BACK WHEN Matthew Hooton and I were writing columns for the Sunday Star-Times, Federated Farmers invited us to address their Executive Council. John Key’s National Party had just won the 2008 election, so you can imagine the atmosphere.
My strong impression that the state and the ruling class, after a forced separation of nearly a decade, had once again merged was not lessened by the presence of Connor English. He looked so much like his brother, Bill, that I had to remind myself several times that the person I was speaking to was not the new Minister of Finance, but the Chief Executive of Federated Farmers.
I came away from that meeting with one very clear impression. Farming’s future profitability was inextricably bound up with the management of water. If the National Party-administered state was to have one over-riding imperative in the coming decade, I strongly suspected it would be to guarantee the nation’s farmers unimpeded access to, and control over, New Zealand’s water resource.
And so it has proved. Water, and the conflicts which inevitably arise over its protection, conservation and use, lies at the heart of the National Party’s “reform” of the Resource Management and Local Government Acts. It was the motivation for Dr Nick Smith’s and David Carter’s suspension of the democratic processes at E-Can – the Canterbury Regional Council. And it’s the driving force behind the farmer-friendly changes to New Zealand’s freshwater management regime announced last Saturday by the Environment Minister, Amy Adams.
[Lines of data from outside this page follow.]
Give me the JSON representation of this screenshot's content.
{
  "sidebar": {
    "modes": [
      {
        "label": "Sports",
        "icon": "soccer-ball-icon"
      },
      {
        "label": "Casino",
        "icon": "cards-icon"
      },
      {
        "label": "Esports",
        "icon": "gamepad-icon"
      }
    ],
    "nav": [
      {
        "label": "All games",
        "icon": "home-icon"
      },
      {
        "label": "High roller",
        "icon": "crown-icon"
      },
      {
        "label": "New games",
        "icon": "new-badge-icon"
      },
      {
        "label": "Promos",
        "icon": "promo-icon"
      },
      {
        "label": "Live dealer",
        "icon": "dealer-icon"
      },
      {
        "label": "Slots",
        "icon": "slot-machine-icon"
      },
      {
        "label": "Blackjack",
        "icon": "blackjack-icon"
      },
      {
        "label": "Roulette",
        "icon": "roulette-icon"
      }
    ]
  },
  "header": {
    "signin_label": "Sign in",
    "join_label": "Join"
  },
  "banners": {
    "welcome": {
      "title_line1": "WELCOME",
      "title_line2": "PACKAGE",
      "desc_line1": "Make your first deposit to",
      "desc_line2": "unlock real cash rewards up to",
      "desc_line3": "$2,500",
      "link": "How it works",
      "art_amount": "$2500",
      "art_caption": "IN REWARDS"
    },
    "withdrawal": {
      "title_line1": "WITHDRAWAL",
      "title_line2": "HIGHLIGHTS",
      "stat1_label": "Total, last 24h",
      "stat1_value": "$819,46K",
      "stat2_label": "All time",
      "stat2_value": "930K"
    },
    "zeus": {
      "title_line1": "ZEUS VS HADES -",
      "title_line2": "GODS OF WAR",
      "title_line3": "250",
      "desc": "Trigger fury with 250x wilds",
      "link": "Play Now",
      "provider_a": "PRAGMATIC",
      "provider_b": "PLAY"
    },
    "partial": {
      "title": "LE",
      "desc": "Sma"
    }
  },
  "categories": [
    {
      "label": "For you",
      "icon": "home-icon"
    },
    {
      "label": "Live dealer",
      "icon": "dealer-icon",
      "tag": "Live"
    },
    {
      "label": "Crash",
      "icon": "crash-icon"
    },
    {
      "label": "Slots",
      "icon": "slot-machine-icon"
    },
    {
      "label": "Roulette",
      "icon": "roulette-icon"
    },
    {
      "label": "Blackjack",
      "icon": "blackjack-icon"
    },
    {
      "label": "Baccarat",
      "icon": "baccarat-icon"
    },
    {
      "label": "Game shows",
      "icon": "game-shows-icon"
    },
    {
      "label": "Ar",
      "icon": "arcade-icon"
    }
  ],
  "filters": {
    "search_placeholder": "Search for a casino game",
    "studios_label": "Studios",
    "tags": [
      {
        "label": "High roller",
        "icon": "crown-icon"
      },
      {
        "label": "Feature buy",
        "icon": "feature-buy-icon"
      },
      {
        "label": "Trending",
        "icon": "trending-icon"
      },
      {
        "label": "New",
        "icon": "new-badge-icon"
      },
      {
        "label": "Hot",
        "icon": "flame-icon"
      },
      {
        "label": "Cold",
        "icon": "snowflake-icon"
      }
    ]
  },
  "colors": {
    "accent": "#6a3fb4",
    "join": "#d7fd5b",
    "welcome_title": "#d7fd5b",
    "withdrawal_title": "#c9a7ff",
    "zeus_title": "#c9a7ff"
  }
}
In its relentless drive to get water to farmers, the Government has been forced to develop an elaborate array of masking devices. The most successful of these masks is undoubtedly the Land and Water Forum.
Presented as a new and progressive means of achieving consensus on land and water use, the Forum drew into its discussions just about every group with a stake in the future of our waterways.
It was a body from which no interest group could afford to stand aloof, but at the same time, it was also a body without the slightest ability to decisively influence the decision-making of Government. To get anything at all, interest groups lacking the structural clout of farmers, energy generators and developers had to offer concessions. In doing so, however, the conservationist lobby surrendered much of its freedom of action.
When the Government spoke in glowing terms of the Forum’s willingness to compromise, what option did the conservationists have except to shut up and smile?
And now they are caught, as they were always going to be, in the Government’s carefully constructed web. Ms Adams is being highly selective in her adoption of the Forum’s recommendations. The measures advanced by the conservationists, and agreed to by the farming, energy and development representatives, have not made the cut.
In the words of one of the participants, Bryce Johnson of the Fish and Game Council:
“It’s appalling that this Government is trying to dupe the public by saying it is ‘improving’ the [Water Conservation Order] process when in reality its plans will render WCOs useless as a tool to protect rivers from a greedy few for increased irrigation and intensive farming. Make no mistake, this is all about escalating the public water grab for private industry.”
The conservation groups attempting to protect New Zealand’s water resources from over-exploitation and pollution are caught in a vice. On one side, the Government is strengthening the power of central government to over-ride the rights of those affected by the plans of private industry. On the other, it is giving the ultimate responsibility for conserving (or not) our lakes, rivers and streams to local government.
In the areas most likely to be affected adversely, these bodies are dominated by the local representatives of large-scale farming and commercial interests. The Government’s proposed changes deny conservationists the right to challenge these local councillors’ decisions or seek to have them overturned in the Environment Court.
And if, in the unlikely event of a local authority ending up with a majority of councillors determined to resist the demands of local farmer and business elites, well, this government has already demonstrated its willingness to dismiss such irritatingly literal executors of the people’s will and replace them with appointed bureaucrats absolutely bound to do their masters’ bidding.
Come hell or high water.